Problem details: The word "plugins" occurs in some lines of the listing. Copy those lines.
+-------+
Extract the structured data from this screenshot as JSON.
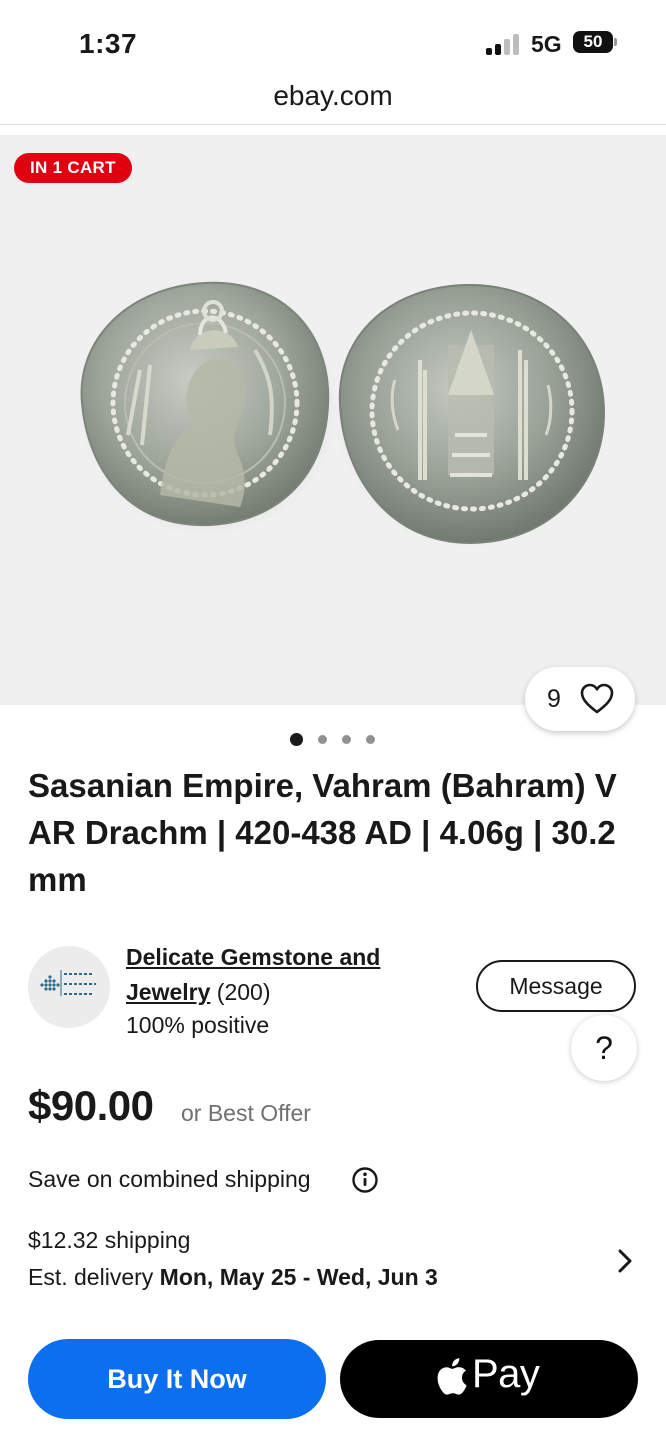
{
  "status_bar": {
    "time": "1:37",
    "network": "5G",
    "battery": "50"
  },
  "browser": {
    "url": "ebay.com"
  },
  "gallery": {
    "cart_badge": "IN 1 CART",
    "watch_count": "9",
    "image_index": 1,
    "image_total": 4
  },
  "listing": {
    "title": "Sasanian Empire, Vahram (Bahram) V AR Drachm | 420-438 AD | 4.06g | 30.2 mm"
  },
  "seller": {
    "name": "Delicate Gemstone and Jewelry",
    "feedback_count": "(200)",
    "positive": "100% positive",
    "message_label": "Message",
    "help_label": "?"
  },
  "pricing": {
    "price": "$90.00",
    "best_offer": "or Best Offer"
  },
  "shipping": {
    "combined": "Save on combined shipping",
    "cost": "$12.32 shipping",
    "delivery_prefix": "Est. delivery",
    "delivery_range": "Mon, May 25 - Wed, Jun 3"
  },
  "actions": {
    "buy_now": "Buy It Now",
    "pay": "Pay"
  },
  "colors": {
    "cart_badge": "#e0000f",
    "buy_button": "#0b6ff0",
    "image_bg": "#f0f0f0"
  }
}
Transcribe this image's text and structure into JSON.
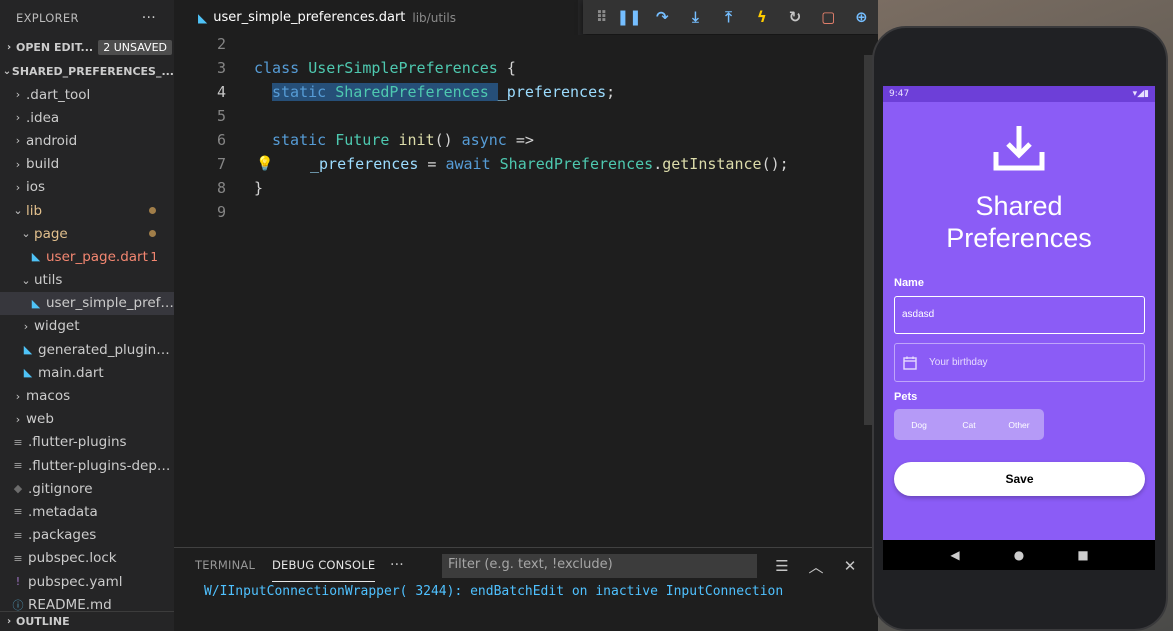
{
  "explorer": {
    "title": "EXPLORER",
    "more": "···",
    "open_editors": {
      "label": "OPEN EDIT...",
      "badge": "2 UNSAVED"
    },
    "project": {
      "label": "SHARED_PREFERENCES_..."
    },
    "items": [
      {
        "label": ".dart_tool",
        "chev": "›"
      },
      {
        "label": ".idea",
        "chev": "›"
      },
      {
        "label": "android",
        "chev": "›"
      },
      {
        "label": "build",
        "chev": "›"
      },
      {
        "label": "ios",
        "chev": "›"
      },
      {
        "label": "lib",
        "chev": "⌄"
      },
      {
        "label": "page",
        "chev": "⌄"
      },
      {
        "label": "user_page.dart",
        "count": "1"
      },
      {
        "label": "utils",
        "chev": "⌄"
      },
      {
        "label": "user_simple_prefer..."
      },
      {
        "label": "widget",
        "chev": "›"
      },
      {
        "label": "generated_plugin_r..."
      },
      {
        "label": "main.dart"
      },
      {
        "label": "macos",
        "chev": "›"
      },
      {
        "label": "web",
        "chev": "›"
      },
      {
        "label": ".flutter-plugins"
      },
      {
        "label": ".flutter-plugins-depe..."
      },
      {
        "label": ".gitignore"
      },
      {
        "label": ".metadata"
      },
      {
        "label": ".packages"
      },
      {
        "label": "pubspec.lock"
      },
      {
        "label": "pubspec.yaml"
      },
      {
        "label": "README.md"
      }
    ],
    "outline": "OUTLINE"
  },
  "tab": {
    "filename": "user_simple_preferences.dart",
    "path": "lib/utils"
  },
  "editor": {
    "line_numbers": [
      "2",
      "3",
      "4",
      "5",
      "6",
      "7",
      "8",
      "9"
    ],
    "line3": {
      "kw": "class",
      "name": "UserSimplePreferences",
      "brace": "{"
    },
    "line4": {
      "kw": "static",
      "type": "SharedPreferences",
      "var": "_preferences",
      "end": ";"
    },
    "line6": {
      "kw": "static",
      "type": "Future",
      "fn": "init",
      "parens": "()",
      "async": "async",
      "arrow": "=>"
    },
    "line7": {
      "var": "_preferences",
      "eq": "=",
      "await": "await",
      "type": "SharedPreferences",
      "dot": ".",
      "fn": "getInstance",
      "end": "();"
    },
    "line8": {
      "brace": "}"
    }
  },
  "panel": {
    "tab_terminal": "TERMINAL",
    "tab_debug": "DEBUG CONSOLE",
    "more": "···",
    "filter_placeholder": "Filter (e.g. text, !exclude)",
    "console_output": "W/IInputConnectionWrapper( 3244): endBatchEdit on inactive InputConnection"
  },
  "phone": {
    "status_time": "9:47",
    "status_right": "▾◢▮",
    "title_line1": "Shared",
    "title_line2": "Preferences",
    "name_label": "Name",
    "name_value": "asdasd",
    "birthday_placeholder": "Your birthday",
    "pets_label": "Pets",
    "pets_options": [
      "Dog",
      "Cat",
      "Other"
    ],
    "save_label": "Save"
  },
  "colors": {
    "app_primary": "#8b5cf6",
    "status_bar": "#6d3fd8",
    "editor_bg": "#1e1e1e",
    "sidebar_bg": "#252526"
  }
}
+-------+
Answer box:
        "label": ".flutter-plugins"
        "label": ".flutter-plugins-depe..."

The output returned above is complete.